My balloons were bouncing along behind me. One said, FREE PRESS, one said LOVE IMMIGRANTS, and one said TRUTH. The helium seemed to have little effect, compared to the wind. I felt like I had brought three inflatable puppies.
I passed a few other folks who looked at my sign and tried to decipher it. And a few who gave me a thumbs up. And two who gave me a high five, also. And a lot of people squatting and smoking outside their office buildings, on break. Wearing uniforms. And people wearing their work badges, walking in twos to get lunch, or to get some air that was actually relatively fresh that day. In the shade, it was comfortable.
I turned right and furiously climbed the hill across downtown. I was a little sweaty and my calves strained a little. It was a lot of Kansas City walking, not a lot of New York walking. Seventeenth to 10th, and Baltimore to Broadway. I got to Grand before I realized that I was going the wrong way.
A man came out of the building where I was standing in the shade realizing I had gone the wrong way in my own city, well, the city I’ve lived in the longest, by far. “My friend is at 10th and Broadway,” I told this office guy.
“Yeah, that’s down there,” he said, as if I were straight off the turnip truck.
“Oh, yeah,” I said. You see, I really do have no sense of direction.
I went back down the hill. I might have realized my mistake because my church is on Broadway, but no. I made it to Broadway and my fellow protestors. Four corners of 10th and Broadway had people with their signs. The kids with bullhorns, and hippie lady with facial hair, the older veterans, quiet with flags, the gay dudes, one of whom held an American flag upside down. The people who just stood, they didn’t have a sign. Some familiar faces, now that I have been to a few protests here. The Poor People’s Campaign people. The Black Lives Matter. The moms against guns. The immigration people. We get together now.
And we chanted, as we do. I learned some new ones. We struggled over: “The people/united/shall never be….” Some thought defeated, some thought divided. Rhyme is so important in English. I can’t emphasize that enough.
My balloons were in the way, refusing to float up over our heads, ready to bop someone in the face. So I turned and tied their ribbon strings to the street barricade behind us. And next time I looked back, Truth, Immigrants, and the Free Press had disappeared.
When the presidential motorcade zoomed around the corner, a couple of blocks behind us, people started shouting, “Fuck Trump! Fuck you!” Which I did not enjoy. I mean, when I listen to NPR in my car, which is too often, I frequently say, “Or, you could go fuck yourself,” but that is me alone expressing myself. I don’t want rage in public. In public I want to get together, and be brokenhearted, and be angry, but not raging. Rage burns down everything.

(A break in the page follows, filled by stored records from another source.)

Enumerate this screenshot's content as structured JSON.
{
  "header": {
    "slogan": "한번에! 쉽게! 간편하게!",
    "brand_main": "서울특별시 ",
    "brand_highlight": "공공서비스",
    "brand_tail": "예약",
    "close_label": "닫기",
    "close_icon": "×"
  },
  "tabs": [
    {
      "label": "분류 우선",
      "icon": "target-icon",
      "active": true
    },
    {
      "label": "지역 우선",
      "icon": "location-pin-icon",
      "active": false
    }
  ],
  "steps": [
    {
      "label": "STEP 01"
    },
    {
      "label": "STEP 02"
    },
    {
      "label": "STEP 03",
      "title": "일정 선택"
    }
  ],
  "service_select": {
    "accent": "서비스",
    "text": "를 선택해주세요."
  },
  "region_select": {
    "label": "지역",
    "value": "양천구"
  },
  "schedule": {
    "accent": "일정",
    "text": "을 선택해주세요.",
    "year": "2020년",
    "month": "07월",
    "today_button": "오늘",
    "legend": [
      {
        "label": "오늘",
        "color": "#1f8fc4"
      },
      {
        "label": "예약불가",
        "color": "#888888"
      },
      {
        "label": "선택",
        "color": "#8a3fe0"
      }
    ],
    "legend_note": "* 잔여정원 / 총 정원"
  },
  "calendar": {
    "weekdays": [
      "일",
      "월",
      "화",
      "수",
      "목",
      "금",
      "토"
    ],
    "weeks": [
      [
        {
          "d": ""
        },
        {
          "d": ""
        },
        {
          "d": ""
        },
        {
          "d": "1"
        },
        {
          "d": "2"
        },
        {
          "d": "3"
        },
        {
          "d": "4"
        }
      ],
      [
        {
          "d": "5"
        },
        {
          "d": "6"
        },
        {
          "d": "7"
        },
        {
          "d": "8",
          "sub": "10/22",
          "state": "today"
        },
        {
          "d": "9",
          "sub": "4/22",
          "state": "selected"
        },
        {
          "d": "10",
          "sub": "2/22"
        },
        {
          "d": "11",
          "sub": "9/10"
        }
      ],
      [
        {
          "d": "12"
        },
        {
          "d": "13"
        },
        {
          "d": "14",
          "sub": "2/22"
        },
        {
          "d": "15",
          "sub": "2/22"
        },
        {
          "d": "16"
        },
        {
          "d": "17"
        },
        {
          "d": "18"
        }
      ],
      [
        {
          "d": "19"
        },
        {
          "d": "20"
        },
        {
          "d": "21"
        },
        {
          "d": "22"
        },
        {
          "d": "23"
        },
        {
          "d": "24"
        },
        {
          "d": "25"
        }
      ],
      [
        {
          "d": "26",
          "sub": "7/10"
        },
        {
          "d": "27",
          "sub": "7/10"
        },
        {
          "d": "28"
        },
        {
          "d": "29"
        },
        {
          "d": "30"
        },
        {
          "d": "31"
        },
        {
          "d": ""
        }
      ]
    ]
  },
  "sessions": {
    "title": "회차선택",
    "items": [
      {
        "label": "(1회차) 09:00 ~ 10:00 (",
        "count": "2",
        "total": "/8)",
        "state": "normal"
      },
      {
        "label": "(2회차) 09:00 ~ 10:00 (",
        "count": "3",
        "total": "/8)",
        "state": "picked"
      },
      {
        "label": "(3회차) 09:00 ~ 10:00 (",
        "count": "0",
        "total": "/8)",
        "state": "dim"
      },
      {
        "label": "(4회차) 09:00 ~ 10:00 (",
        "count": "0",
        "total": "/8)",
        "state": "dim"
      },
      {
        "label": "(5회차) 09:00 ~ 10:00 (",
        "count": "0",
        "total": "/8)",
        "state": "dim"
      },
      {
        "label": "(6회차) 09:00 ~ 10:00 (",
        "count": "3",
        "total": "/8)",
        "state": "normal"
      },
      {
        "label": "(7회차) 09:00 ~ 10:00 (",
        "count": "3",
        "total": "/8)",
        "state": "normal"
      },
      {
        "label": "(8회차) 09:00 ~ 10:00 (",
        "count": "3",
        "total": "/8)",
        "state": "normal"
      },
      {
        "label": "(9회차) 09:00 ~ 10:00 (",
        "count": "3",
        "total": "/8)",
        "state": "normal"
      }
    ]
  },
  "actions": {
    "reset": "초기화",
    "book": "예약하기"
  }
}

I hope someone found the balloons. I hope they didn’t choke birds, or whatever other bad things loose balloons do. “Hey, truth! Here it is!” someone said.